Return the lines of the data below in which the string "JSON" occurs.

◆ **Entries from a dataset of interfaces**

■ ■ ■

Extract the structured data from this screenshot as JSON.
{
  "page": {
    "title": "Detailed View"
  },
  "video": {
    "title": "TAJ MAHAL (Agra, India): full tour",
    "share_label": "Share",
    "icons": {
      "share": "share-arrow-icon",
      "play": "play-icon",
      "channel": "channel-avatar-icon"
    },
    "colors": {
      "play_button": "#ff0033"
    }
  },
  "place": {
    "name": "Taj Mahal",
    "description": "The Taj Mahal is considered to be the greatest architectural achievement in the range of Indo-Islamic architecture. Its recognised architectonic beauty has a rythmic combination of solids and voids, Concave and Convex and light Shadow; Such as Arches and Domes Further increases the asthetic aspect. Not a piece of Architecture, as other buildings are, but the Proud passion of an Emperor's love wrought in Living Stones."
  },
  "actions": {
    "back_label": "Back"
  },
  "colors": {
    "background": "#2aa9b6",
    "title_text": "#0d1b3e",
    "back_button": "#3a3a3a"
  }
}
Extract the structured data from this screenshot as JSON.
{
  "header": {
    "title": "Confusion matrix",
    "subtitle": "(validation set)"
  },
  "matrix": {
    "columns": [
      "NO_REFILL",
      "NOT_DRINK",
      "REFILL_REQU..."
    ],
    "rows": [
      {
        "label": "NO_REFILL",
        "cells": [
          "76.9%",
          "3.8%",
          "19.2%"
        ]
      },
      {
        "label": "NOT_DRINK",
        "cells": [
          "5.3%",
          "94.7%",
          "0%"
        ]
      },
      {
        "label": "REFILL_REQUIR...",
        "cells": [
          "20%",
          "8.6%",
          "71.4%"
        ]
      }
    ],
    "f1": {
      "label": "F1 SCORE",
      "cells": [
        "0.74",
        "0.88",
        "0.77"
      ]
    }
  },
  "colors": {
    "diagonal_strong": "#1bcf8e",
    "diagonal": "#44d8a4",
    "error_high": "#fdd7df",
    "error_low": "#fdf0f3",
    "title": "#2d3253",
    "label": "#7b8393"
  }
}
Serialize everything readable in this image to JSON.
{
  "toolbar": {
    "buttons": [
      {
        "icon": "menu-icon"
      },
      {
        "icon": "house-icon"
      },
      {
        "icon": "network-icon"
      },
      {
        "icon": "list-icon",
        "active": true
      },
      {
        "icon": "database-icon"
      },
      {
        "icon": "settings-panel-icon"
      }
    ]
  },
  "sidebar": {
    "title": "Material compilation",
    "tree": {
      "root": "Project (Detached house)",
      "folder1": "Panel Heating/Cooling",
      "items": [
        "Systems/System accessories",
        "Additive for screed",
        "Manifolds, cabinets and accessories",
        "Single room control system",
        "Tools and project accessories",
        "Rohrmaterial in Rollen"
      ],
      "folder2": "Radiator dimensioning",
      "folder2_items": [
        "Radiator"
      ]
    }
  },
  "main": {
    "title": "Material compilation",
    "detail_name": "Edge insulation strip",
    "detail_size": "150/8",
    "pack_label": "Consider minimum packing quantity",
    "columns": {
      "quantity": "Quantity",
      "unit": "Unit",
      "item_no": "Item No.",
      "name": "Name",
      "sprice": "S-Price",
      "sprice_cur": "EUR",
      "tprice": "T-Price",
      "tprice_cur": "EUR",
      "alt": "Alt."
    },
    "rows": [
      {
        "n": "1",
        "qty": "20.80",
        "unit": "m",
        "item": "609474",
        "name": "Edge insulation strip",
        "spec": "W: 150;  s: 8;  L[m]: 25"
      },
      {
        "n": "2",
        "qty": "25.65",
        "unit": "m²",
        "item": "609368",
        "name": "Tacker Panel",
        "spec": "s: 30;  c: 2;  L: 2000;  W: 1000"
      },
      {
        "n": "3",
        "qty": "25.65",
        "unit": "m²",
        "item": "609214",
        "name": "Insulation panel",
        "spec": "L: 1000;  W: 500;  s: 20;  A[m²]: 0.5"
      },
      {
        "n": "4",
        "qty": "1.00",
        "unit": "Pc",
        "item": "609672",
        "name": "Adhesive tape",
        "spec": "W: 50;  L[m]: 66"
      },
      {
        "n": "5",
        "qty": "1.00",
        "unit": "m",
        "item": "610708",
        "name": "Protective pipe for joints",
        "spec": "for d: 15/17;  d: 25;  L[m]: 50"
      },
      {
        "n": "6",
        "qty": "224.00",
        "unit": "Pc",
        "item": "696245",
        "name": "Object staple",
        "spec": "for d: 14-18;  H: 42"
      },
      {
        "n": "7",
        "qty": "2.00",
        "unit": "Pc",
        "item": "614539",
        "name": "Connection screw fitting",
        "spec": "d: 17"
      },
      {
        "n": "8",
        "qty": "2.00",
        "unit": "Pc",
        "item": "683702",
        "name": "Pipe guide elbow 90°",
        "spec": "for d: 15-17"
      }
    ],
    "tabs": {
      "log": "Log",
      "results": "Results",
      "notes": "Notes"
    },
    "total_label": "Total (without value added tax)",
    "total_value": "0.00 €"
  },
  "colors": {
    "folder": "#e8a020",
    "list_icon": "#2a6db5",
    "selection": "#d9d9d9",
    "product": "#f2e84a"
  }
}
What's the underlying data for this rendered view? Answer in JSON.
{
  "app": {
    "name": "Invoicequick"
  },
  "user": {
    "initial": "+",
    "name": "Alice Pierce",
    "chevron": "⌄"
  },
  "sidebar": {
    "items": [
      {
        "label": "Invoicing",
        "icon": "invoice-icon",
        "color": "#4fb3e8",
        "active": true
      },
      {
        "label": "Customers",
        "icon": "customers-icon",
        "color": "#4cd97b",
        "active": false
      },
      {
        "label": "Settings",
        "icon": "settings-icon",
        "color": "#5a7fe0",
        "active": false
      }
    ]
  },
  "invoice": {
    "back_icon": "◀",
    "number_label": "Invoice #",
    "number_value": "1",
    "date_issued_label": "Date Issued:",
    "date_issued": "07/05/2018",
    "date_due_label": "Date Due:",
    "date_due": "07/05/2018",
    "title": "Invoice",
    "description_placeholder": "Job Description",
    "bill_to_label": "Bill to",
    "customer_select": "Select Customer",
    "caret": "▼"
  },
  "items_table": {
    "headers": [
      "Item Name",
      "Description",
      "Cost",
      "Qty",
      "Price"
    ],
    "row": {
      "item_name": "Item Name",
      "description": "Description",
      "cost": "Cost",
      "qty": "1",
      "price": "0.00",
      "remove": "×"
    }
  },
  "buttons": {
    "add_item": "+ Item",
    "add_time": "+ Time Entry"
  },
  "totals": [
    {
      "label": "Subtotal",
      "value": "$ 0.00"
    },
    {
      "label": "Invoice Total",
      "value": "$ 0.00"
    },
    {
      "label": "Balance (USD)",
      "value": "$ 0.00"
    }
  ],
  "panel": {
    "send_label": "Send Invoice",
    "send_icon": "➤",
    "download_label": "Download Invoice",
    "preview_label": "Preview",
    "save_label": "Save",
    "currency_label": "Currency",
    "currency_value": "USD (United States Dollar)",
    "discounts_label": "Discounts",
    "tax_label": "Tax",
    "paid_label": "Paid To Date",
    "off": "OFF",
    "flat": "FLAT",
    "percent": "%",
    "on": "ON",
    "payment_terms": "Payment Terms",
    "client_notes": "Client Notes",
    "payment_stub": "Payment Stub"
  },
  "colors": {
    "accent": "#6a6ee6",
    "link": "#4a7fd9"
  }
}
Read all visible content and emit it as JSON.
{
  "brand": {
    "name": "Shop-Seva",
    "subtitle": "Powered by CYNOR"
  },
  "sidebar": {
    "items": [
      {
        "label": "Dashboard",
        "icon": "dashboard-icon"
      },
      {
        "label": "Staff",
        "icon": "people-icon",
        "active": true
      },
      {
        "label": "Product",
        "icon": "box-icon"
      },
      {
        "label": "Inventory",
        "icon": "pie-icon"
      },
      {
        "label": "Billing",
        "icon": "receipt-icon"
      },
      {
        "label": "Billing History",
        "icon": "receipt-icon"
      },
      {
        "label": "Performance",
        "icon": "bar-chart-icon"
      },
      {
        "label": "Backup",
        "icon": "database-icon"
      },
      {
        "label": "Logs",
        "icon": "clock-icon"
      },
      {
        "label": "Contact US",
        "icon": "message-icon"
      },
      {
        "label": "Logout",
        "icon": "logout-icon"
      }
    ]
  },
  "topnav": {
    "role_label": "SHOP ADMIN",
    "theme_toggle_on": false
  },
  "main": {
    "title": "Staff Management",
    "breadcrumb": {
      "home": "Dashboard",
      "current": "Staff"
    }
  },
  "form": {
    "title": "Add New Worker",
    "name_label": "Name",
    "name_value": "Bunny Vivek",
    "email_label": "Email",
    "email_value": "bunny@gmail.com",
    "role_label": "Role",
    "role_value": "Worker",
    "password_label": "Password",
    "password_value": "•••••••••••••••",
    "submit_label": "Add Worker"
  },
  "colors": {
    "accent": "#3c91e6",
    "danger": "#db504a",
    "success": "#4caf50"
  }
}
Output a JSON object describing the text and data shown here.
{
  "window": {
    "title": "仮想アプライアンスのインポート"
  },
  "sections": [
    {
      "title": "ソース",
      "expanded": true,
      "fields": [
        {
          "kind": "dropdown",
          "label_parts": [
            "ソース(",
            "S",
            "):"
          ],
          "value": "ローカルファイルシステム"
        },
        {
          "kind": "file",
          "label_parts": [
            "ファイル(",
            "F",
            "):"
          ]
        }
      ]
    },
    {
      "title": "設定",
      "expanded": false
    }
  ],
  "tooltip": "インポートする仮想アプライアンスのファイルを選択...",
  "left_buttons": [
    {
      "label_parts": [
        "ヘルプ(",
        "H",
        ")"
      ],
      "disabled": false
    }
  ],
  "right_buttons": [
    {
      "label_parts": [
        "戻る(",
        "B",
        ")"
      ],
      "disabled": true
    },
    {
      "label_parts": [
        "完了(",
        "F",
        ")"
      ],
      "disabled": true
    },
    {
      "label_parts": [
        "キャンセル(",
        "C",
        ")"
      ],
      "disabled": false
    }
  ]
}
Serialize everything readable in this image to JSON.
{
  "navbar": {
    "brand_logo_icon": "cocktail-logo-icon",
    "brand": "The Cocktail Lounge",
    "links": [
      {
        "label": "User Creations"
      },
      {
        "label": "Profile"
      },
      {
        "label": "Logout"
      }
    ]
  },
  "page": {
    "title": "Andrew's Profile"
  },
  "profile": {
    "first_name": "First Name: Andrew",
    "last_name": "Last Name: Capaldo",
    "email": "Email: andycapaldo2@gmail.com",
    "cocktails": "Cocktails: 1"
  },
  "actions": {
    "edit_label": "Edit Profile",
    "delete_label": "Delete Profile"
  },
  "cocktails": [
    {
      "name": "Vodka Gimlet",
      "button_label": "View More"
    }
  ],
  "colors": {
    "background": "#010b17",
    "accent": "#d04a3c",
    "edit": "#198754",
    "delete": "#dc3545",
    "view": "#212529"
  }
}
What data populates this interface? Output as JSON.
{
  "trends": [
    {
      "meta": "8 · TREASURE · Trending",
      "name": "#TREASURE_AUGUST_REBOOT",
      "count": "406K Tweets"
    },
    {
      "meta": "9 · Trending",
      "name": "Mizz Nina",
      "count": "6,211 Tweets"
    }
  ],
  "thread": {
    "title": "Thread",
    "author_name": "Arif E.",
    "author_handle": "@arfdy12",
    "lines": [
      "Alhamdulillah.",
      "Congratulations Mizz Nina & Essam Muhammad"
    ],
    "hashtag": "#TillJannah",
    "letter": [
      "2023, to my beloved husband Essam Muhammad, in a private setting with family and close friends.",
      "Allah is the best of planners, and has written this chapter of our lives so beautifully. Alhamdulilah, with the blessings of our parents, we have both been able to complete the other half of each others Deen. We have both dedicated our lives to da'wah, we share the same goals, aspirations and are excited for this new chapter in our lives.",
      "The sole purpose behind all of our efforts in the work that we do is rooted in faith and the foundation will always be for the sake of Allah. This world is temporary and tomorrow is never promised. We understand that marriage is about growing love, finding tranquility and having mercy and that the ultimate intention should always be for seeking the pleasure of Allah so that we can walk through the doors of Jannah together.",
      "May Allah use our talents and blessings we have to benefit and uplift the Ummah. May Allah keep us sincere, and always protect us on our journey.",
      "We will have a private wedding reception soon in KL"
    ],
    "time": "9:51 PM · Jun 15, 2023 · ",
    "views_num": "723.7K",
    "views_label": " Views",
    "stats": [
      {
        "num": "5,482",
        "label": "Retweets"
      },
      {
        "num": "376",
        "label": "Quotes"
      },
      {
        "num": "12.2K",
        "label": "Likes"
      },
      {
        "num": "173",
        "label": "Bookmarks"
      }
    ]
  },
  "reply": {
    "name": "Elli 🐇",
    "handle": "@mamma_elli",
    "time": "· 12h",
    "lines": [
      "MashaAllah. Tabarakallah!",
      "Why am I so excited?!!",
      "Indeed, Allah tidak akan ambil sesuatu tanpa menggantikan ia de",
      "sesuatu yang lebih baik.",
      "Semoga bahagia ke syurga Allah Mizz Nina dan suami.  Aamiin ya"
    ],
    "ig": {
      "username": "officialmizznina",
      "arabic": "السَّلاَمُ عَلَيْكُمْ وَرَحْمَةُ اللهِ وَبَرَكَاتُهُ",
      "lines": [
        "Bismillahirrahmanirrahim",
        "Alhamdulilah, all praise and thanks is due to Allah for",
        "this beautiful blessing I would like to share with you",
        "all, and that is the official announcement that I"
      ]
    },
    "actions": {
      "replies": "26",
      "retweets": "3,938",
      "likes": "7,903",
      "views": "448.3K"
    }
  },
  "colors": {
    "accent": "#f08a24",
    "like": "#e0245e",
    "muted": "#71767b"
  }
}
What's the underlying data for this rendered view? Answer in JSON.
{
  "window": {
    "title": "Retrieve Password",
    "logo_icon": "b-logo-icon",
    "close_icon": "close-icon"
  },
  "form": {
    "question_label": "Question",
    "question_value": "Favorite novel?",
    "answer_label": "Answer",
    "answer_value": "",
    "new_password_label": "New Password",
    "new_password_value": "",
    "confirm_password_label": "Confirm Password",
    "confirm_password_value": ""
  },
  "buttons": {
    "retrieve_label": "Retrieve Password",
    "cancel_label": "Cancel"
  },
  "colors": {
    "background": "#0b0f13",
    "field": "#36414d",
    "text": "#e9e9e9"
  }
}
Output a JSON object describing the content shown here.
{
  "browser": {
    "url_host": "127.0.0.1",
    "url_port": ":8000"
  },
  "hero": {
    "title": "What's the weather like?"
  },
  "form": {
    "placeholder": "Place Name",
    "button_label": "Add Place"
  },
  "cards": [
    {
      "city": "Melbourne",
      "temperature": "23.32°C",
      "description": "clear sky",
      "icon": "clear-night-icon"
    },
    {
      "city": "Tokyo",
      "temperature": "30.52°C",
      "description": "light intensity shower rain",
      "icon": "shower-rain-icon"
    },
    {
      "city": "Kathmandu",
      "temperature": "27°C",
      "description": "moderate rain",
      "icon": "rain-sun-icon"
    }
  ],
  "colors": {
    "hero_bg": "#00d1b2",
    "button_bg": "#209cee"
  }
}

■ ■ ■

◆ **TASK RESULT**
Extract the structured data from this screenshot as JSON.
Extract the structured data from this screenshot as JSON.
Serialize everything readable in this image to JSON.
What's the underlying data for this rendered view? Answer in JSON.
Read all visible content and emit it as JSON.
Output a JSON object describing the text and data shown here.
Serialize everything readable in this image to JSON.
What data populates this interface? Output as JSON.
What's the underlying data for this rendered view? Answer in JSON.
Output a JSON object describing the content shown here.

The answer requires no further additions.